The set of 176 original emoji have a new home: New York's Museum of Modern Art (MoMA). They are a gift to the museum from Nippon Telegraph and Telephone, the Japanese phone company where creator Shigetaka Kurita worked 1999.
A non-designer, Kurita made the 12 pixel by 12 pixel images for i-mode, a mobile internet platform NTT Docomo (NTT's mobile-service arm) was then launching. The symbols became widely used in Japan and then ballooned in popularity around the world after 2010 when the Unicode Consortium, an international standards setting organization, assumed control of them. Unicode translated them according to their standard, so that they read as roughly the same across different languages and platforms.
Kurita's original 176 emoji look very different than the 1851 emoji variations available today. They're simpler pixel drawings, but have a certain elegance of their own:
The museum will receive the software and original digital image files for the emoji, which MoMa calls "humble masterpieces" in its press release announcing the acquisition. They aren't the first digital artifact the museum has: in 2010 it acquired programmer Ray Tomlinson's @ symbol design. But what's interesting about emoji is that they can be combined with text to heighten its meaning or function on their own as a visual language.
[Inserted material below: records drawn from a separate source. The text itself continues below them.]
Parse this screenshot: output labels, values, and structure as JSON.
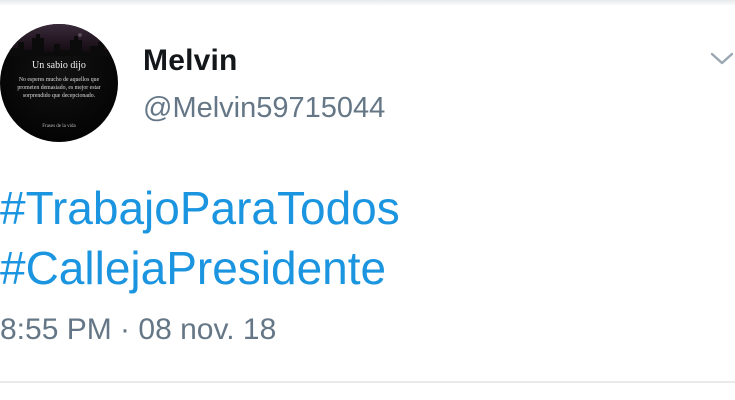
{
  "profile": {
    "display_name": "Melvin",
    "handle": "@Melvin59715044",
    "avatar": {
      "title": "Un sabio dijo",
      "quote": "No esperes mucho de aquellos que prometen demasiado, es mejor estar sorprendido que decepcionado.",
      "footer": "Frases de la vida"
    }
  },
  "tweet": {
    "hashtags": [
      "#TrabajoParaTodos",
      "#CallejaPresidente"
    ],
    "timestamp": "8:55 PM · 08 nov. 18"
  },
  "icons": {
    "more_menu": "chevron-down-icon"
  },
  "colors": {
    "hashtag": "#1b95e0",
    "secondary_text": "#657786",
    "primary_text": "#14171a"
  }
}
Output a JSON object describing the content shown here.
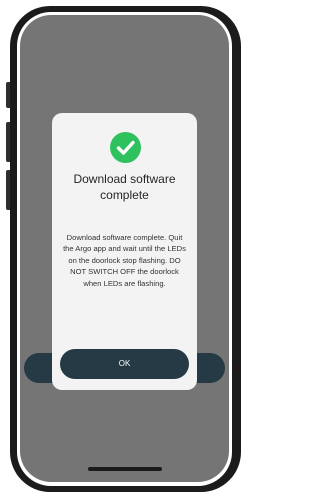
{
  "dialog": {
    "status_icon": "check-circle-icon",
    "title": "Download software complete",
    "message": "Download software complete. Quit the Argo app and wait until the LEDs on the doorlock stop flashing. DO NOT SWITCH OFF the doorlock when LEDs are flashing.",
    "ok_label": "OK"
  },
  "colors": {
    "success": "#2ec15e",
    "primary_button": "#253a44",
    "overlay": "#757575",
    "dialog_background": "#f3f3f3"
  }
}
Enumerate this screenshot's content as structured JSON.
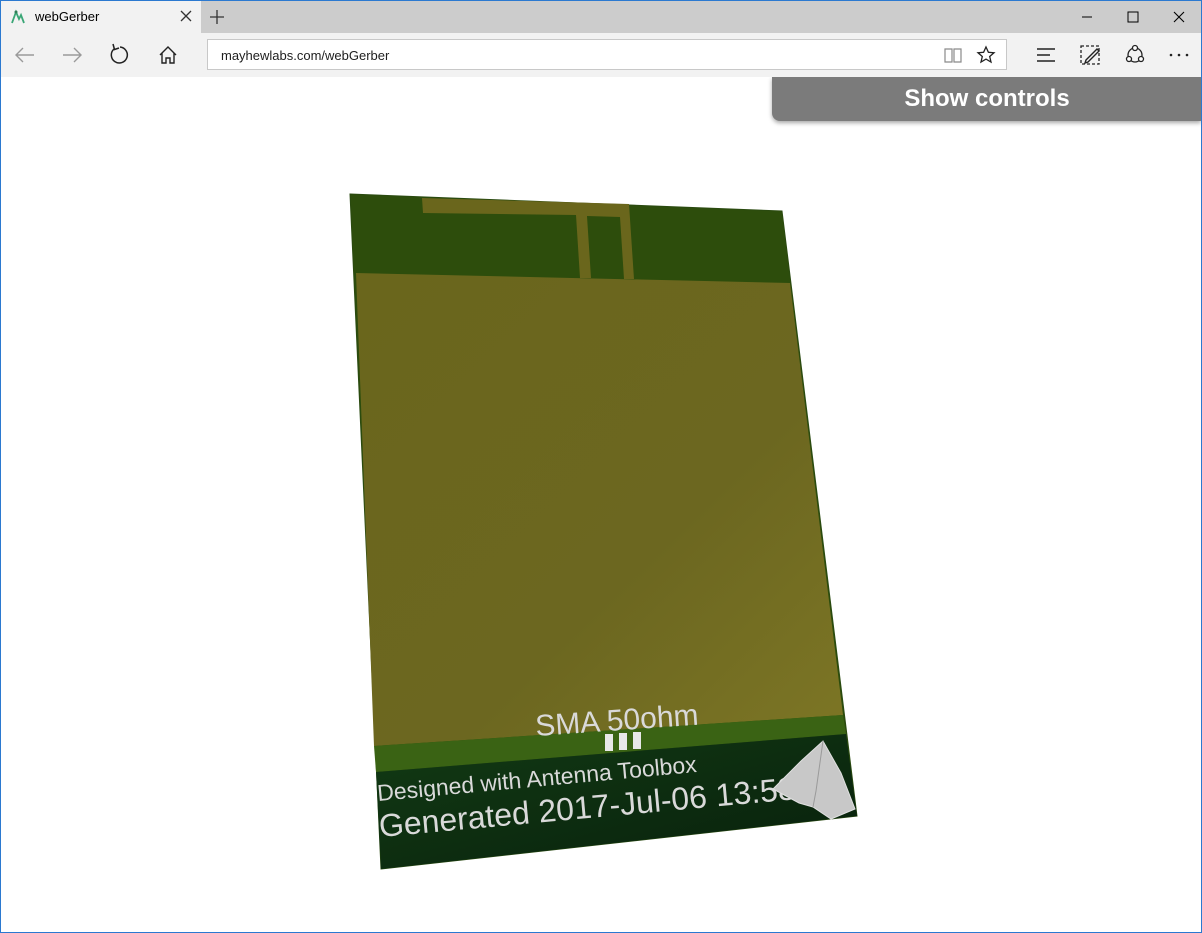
{
  "browser": {
    "tab_title": "webGerber",
    "url": "mayhewlabs.com/webGerber"
  },
  "page": {
    "show_controls_label": "Show controls"
  },
  "board": {
    "silkscreen_connector": "SMA 50ohm",
    "silkscreen_credit": "Designed with Antenna Toolbox",
    "silkscreen_generated": "Generated 2017-Jul-06 13:58",
    "colors": {
      "soldermask": "#2d4d0c",
      "copper_pour": "#6f6a1f",
      "bottom_panel": "#0f2a10",
      "silkscreen": "#d9d9d9"
    }
  },
  "icons": {
    "favicon": "webgerber-logo-icon",
    "tab_close": "close-icon",
    "new_tab": "plus-icon",
    "back": "arrow-left-icon",
    "forward": "arrow-right-icon",
    "refresh": "refresh-icon",
    "home": "home-icon",
    "reading_view": "book-icon",
    "favorites": "star-icon",
    "hub": "hub-icon",
    "web_note": "pen-note-icon",
    "share": "share-icon",
    "more": "ellipsis-icon",
    "board_logo": "matlab-membrane-logo-icon"
  }
}
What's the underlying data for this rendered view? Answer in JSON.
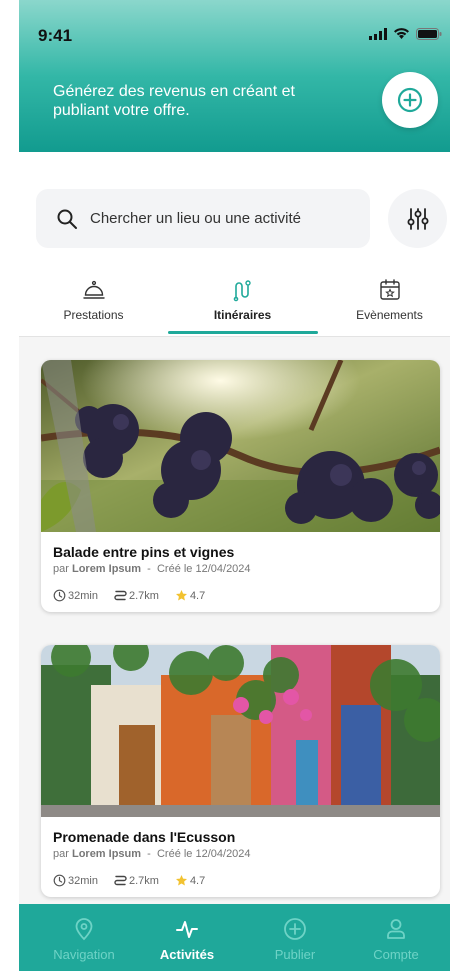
{
  "status_bar": {
    "time": "9:41"
  },
  "header": {
    "promo_text": "Générez des revenus en créant et publiant votre offre.",
    "colors": {
      "accent": "#1fa99a"
    }
  },
  "search": {
    "placeholder": "Chercher un lieu ou une activité"
  },
  "tabs": [
    {
      "label": "Prestations",
      "icon": "service-bell-icon"
    },
    {
      "label": "Itinéraires",
      "icon": "route-icon",
      "active": true
    },
    {
      "label": "Evènements",
      "icon": "calendar-star-icon"
    }
  ],
  "cards": [
    {
      "title": "Balade entre pins et vignes",
      "by": "par",
      "author": "Lorem Ipsum",
      "separator": "-",
      "created": "Créé le 12/04/2024",
      "duration": "32min",
      "distance": "2.7km",
      "rating": "4.7",
      "image": "grapes-vineyard-photo"
    },
    {
      "title": "Promenade dans l'Ecusson",
      "by": "par",
      "author": "Lorem Ipsum",
      "separator": "-",
      "created": "Créé le 12/04/2024",
      "duration": "32min",
      "distance": "2.7km",
      "rating": "4.7",
      "image": "colorful-street-photo"
    }
  ],
  "bottom_nav": [
    {
      "label": "Navigation",
      "icon": "location-pin-icon"
    },
    {
      "label": "Activités",
      "icon": "activity-pulse-icon",
      "active": true
    },
    {
      "label": "Publier",
      "icon": "plus-circle-icon"
    },
    {
      "label": "Compte",
      "icon": "user-icon"
    }
  ]
}
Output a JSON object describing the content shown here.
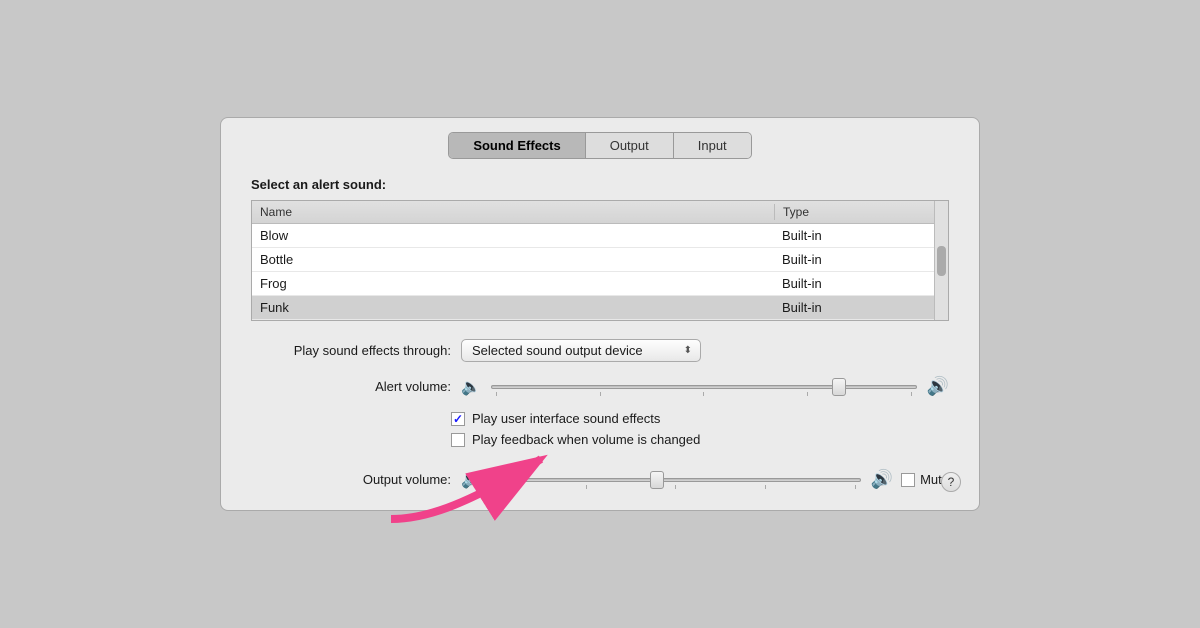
{
  "tabs": [
    {
      "id": "sound-effects",
      "label": "Sound Effects",
      "selected": true
    },
    {
      "id": "output",
      "label": "Output",
      "selected": false
    },
    {
      "id": "input",
      "label": "Input",
      "selected": false
    }
  ],
  "section": {
    "alert_label": "Select an alert sound:"
  },
  "sound_list": {
    "columns": [
      "Name",
      "Type"
    ],
    "rows": [
      {
        "name": "Blow",
        "type": "Built-in",
        "selected": false
      },
      {
        "name": "Bottle",
        "type": "Built-in",
        "selected": false
      },
      {
        "name": "Frog",
        "type": "Built-in",
        "selected": false
      },
      {
        "name": "Funk",
        "type": "Built-in",
        "selected": true
      }
    ]
  },
  "play_through": {
    "label": "Play sound effects through:",
    "value": "Selected sound output device"
  },
  "alert_volume": {
    "label": "Alert volume:",
    "value": 82
  },
  "checkboxes": [
    {
      "id": "ui-sound-effects",
      "label": "Play user interface sound effects",
      "checked": true
    },
    {
      "id": "feedback-volume",
      "label": "Play feedback when volume is changed",
      "checked": false
    }
  ],
  "output_volume": {
    "label": "Output volume:",
    "value": 45
  },
  "mute": {
    "label": "Mute",
    "checked": false
  },
  "help_button": "?",
  "icons": {
    "volume_low": "🔇",
    "volume_high": "🔊",
    "dropdown_arrow": "⬍"
  }
}
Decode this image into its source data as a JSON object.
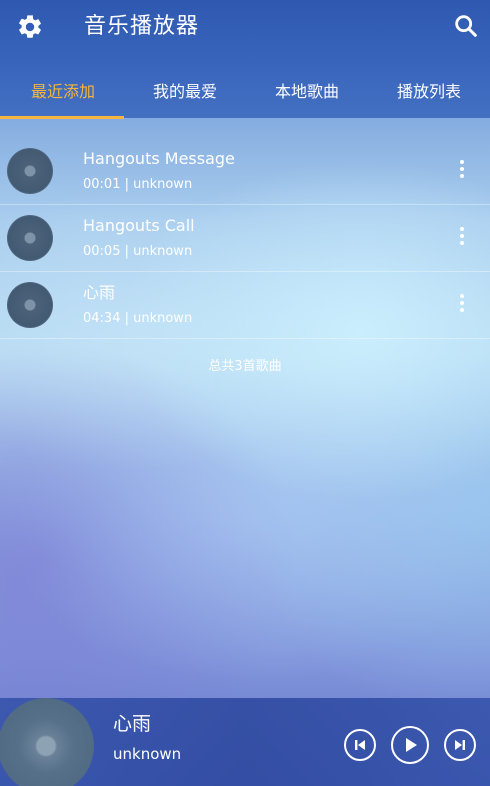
{
  "header": {
    "title": "音乐播放器",
    "settings_icon": "gear-icon",
    "search_icon": "search-icon",
    "color": "#3a66bd"
  },
  "tabs": [
    {
      "label": "最近添加",
      "active": true
    },
    {
      "label": "我的最爱",
      "active": false
    },
    {
      "label": "本地歌曲",
      "active": false
    },
    {
      "label": "播放列表",
      "active": false
    }
  ],
  "accent_color": "#f4b63c",
  "songs": [
    {
      "title": "Hangouts Message",
      "meta": "00:01 | unknown"
    },
    {
      "title": "Hangouts Call",
      "meta": "00:05 | unknown"
    },
    {
      "title": "心雨",
      "meta": "04:34 | unknown"
    }
  ],
  "total_text": "总共3首歌曲",
  "player": {
    "title": "心雨",
    "artist": "unknown",
    "controls": [
      "previous-icon",
      "play-icon",
      "next-icon"
    ]
  }
}
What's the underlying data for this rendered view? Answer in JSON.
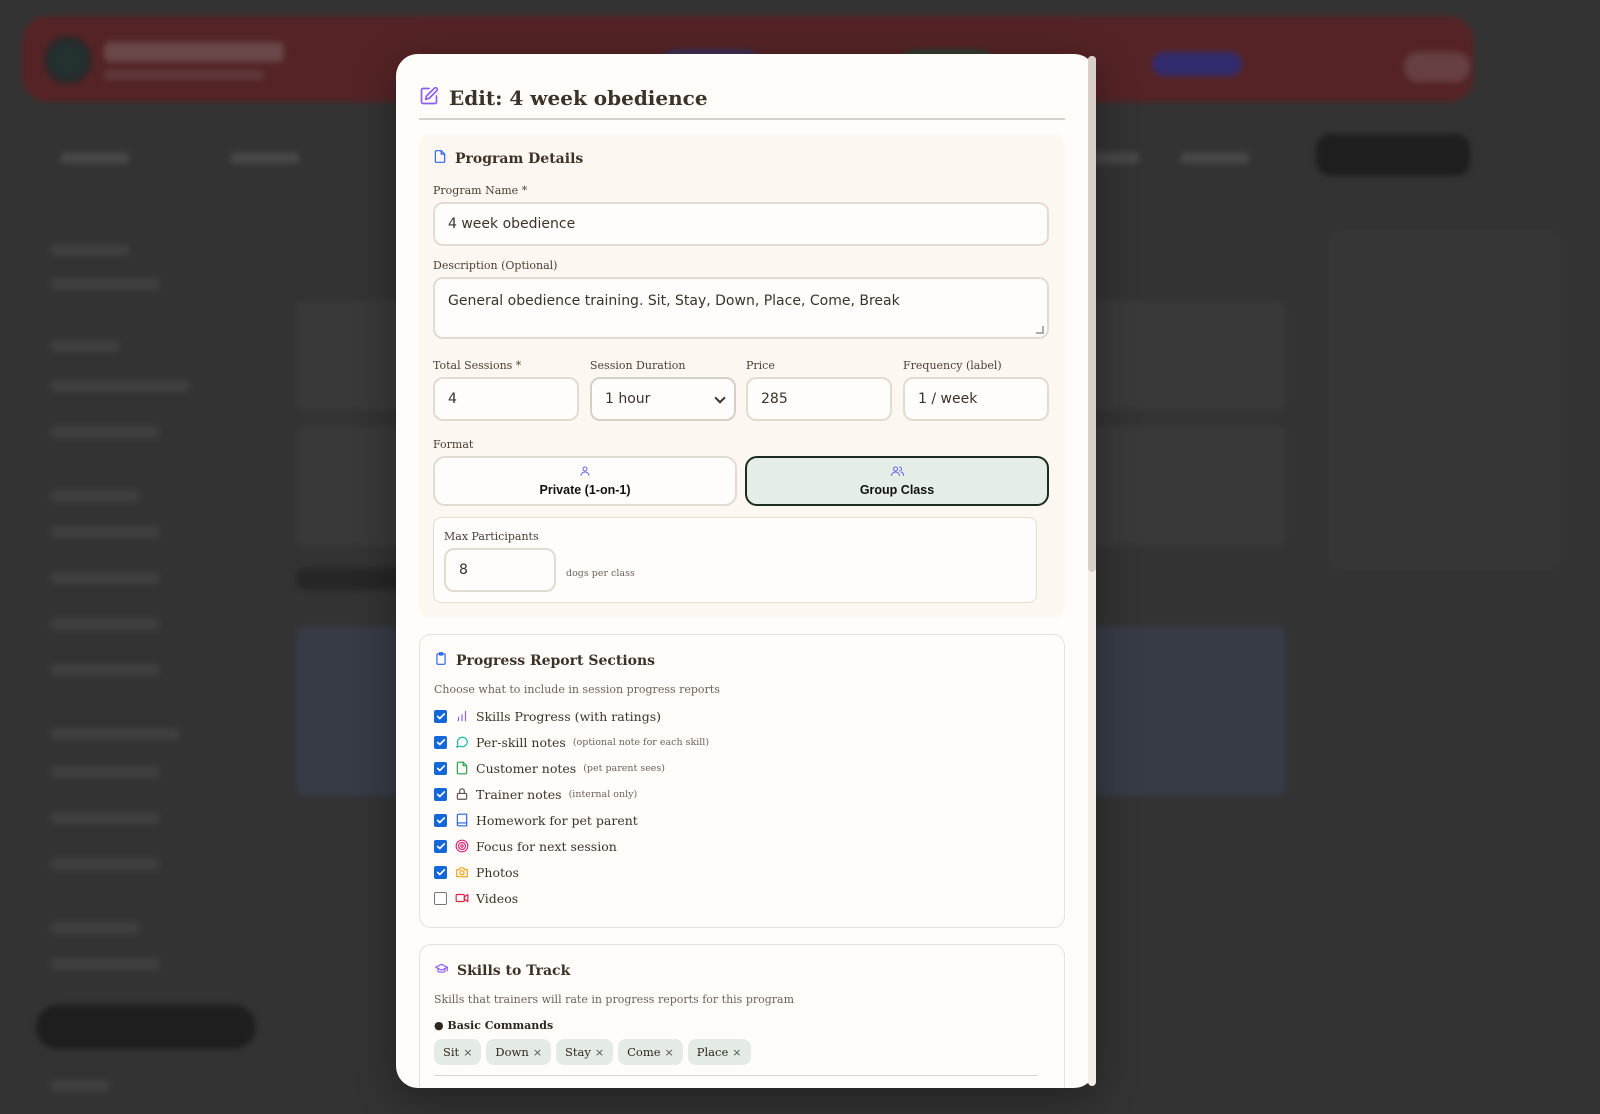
{
  "modal": {
    "title": "Edit: 4 week obedience"
  },
  "details": {
    "heading": "Program Details",
    "name_label": "Program Name *",
    "name_value": "4 week obedience",
    "desc_label": "Description (Optional)",
    "desc_value": "General obedience training.  Sit, Stay, Down, Place, Come, Break",
    "sessions_label": "Total Sessions *",
    "sessions_value": "4",
    "duration_label": "Session Duration",
    "duration_value": "1 hour",
    "price_label": "Price",
    "price_value": "285",
    "frequency_label": "Frequency (label)",
    "frequency_value": "1 / week",
    "format_label": "Format",
    "format_private": "Private (1-on-1)",
    "format_group": "Group Class",
    "format_selected": "Group Class",
    "max_label": "Max Participants",
    "max_value": "8",
    "max_hint": "dogs per class"
  },
  "progress": {
    "heading": "Progress Report Sections",
    "description": "Choose what to include in session progress reports",
    "items": [
      {
        "label": "Skills Progress (with ratings)",
        "sub": "",
        "checked": true,
        "icon": "bar-chart-icon",
        "color": "#8b5cf6"
      },
      {
        "label": "Per-skill notes",
        "sub": "(optional note for each skill)",
        "checked": true,
        "icon": "chat-bubble-icon",
        "color": "#14b8a6"
      },
      {
        "label": "Customer notes",
        "sub": "(pet parent sees)",
        "checked": true,
        "icon": "document-icon",
        "color": "#22a04a"
      },
      {
        "label": "Trainer notes",
        "sub": "(internal only)",
        "checked": true,
        "icon": "lock-icon",
        "color": "#555555"
      },
      {
        "label": "Homework for pet parent",
        "sub": "",
        "checked": true,
        "icon": "book-icon",
        "color": "#2563eb"
      },
      {
        "label": "Focus for next session",
        "sub": "",
        "checked": true,
        "icon": "target-icon",
        "color": "#db2777"
      },
      {
        "label": "Photos",
        "sub": "",
        "checked": true,
        "icon": "camera-icon",
        "color": "#f59e0b"
      },
      {
        "label": "Videos",
        "sub": "",
        "checked": false,
        "icon": "video-icon",
        "color": "#e11d48"
      }
    ]
  },
  "skills": {
    "heading": "Skills to Track",
    "description": "Skills that trainers will rate in progress reports for this program",
    "category": "● Basic Commands",
    "chips": [
      "Sit",
      "Down",
      "Stay",
      "Come",
      "Place"
    ]
  },
  "colors": {
    "accent_purple": "#8b5cf6",
    "accent_blue": "#2563eb",
    "selected_bg": "#e4ede6",
    "checkbox_blue": "#1467d6"
  }
}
So perhaps it's best to think about this as MoMA receiving the modern equivalent of an early written tablet.
Ethan Chiel is a reporter for Fusion, writing mostly about the internet and technology. You can (and should) email him at email@example.com